▶ [DATA FOR THIS TASK]:
################

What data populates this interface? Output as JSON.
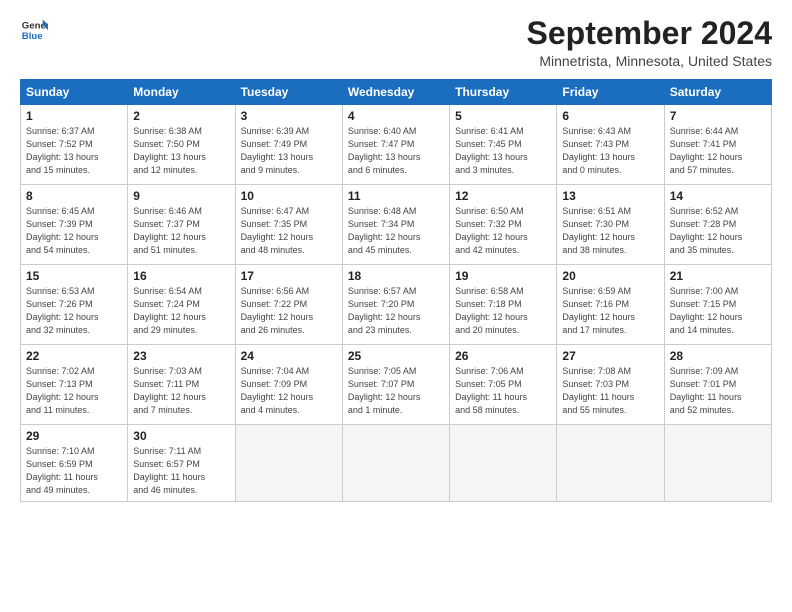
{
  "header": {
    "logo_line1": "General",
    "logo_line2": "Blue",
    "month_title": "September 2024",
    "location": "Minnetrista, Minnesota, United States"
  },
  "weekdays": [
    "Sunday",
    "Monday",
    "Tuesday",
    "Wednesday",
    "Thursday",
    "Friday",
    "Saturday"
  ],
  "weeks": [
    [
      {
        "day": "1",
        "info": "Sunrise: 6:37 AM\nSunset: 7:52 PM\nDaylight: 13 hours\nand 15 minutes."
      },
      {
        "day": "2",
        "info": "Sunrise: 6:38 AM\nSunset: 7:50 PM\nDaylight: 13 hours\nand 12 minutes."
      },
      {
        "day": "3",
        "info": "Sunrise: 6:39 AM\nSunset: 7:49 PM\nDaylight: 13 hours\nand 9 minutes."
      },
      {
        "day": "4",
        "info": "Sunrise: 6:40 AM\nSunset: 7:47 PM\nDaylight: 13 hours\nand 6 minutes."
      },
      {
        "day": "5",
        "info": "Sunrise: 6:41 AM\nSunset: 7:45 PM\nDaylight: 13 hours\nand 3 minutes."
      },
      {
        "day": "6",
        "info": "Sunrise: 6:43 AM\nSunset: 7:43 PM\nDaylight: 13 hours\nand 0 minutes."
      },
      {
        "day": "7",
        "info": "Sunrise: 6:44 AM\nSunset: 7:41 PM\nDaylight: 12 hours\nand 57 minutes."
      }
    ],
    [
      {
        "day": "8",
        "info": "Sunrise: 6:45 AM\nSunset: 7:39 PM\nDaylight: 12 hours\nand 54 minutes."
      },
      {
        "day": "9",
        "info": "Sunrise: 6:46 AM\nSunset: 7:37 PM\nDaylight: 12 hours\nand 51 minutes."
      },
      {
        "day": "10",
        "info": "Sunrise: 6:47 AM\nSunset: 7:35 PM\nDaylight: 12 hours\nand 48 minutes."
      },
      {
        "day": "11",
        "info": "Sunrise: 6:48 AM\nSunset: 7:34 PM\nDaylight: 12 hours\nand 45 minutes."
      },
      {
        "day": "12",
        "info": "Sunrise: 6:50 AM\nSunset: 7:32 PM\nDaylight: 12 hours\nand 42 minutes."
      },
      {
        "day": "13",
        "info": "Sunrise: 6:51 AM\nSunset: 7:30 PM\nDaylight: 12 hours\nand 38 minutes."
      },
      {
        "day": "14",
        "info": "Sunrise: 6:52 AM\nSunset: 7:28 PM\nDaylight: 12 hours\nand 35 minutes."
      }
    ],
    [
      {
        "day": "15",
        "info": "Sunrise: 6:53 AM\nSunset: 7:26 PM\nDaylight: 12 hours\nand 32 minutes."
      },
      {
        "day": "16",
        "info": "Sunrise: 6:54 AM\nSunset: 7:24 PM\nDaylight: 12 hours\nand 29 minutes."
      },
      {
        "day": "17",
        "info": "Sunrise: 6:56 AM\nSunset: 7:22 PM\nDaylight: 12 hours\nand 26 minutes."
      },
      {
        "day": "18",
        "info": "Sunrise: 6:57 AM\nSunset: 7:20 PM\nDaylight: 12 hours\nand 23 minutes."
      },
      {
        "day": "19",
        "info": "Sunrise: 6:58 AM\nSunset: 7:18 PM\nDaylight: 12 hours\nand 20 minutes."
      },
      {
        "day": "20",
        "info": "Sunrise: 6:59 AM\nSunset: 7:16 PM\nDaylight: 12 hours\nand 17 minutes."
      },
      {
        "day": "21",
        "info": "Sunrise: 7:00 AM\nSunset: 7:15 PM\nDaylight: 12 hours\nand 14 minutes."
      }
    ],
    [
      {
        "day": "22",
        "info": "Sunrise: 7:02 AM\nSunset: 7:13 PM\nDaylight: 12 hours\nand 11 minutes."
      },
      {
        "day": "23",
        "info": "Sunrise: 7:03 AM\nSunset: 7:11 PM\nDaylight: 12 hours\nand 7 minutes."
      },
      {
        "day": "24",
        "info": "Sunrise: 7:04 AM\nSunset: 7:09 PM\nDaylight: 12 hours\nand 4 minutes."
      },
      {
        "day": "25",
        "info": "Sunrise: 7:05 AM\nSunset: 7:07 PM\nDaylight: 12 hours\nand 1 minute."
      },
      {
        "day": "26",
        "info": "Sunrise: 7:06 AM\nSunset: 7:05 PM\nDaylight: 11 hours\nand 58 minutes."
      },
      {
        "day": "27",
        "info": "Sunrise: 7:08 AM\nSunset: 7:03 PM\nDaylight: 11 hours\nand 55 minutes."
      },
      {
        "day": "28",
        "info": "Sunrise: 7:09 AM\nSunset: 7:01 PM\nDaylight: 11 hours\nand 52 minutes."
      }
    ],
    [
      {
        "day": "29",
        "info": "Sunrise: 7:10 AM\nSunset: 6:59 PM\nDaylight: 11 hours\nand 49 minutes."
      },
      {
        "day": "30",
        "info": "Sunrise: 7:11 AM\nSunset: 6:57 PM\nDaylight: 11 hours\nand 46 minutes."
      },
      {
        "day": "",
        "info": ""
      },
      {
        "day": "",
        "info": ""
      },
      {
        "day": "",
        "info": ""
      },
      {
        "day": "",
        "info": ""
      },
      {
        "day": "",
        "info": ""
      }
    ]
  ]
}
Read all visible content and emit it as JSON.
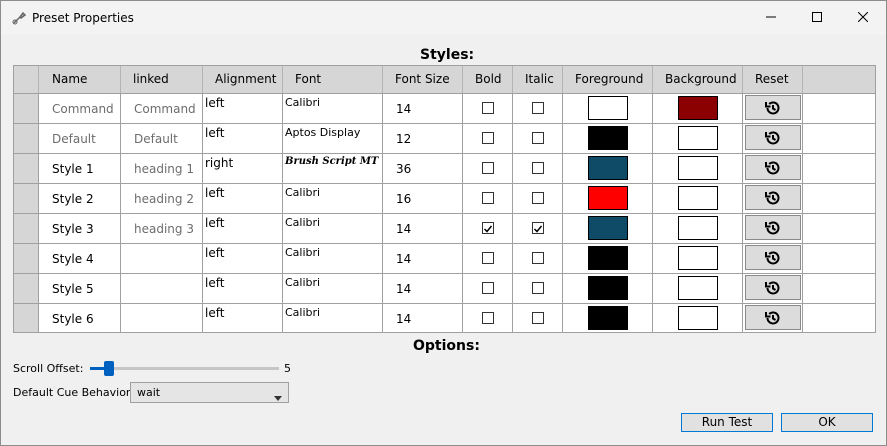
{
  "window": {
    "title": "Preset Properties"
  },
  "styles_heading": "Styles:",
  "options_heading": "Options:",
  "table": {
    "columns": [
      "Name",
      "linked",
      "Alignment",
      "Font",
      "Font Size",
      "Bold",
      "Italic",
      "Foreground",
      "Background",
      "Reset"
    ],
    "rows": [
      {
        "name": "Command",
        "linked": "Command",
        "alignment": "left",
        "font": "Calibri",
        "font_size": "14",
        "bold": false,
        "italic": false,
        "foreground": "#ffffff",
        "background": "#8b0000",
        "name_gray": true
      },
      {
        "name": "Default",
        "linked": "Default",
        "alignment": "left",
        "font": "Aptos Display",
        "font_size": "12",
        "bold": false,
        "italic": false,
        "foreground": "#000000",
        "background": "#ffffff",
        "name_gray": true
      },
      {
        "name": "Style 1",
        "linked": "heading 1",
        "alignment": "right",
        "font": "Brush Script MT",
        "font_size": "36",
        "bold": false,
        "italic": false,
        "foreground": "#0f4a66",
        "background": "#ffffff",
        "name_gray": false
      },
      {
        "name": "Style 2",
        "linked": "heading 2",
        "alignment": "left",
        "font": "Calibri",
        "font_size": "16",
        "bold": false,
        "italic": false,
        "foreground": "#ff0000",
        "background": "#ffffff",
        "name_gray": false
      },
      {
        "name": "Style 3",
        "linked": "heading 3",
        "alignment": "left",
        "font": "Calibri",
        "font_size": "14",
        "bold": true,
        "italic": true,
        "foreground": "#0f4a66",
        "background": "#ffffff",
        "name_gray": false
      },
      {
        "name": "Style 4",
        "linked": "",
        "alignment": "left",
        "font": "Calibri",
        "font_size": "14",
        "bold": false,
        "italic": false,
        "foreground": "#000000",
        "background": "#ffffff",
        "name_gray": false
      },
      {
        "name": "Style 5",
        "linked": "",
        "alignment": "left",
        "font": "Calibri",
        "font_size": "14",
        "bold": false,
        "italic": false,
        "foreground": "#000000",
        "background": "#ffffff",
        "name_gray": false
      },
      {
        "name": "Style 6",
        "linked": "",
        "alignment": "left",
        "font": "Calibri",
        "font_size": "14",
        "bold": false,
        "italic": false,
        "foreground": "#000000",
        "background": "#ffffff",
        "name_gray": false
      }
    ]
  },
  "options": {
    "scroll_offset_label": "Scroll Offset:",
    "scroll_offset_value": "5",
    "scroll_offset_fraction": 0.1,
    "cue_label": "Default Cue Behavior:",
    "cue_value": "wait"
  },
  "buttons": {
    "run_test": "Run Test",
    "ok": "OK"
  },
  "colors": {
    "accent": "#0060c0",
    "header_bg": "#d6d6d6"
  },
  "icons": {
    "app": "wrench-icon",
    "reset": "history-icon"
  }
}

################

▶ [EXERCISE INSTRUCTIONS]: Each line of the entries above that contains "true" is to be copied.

▶ [ANSWER SECTION]:
        "name_gray": true
        "name_gray": true
        "bold": true,
        "italic": true,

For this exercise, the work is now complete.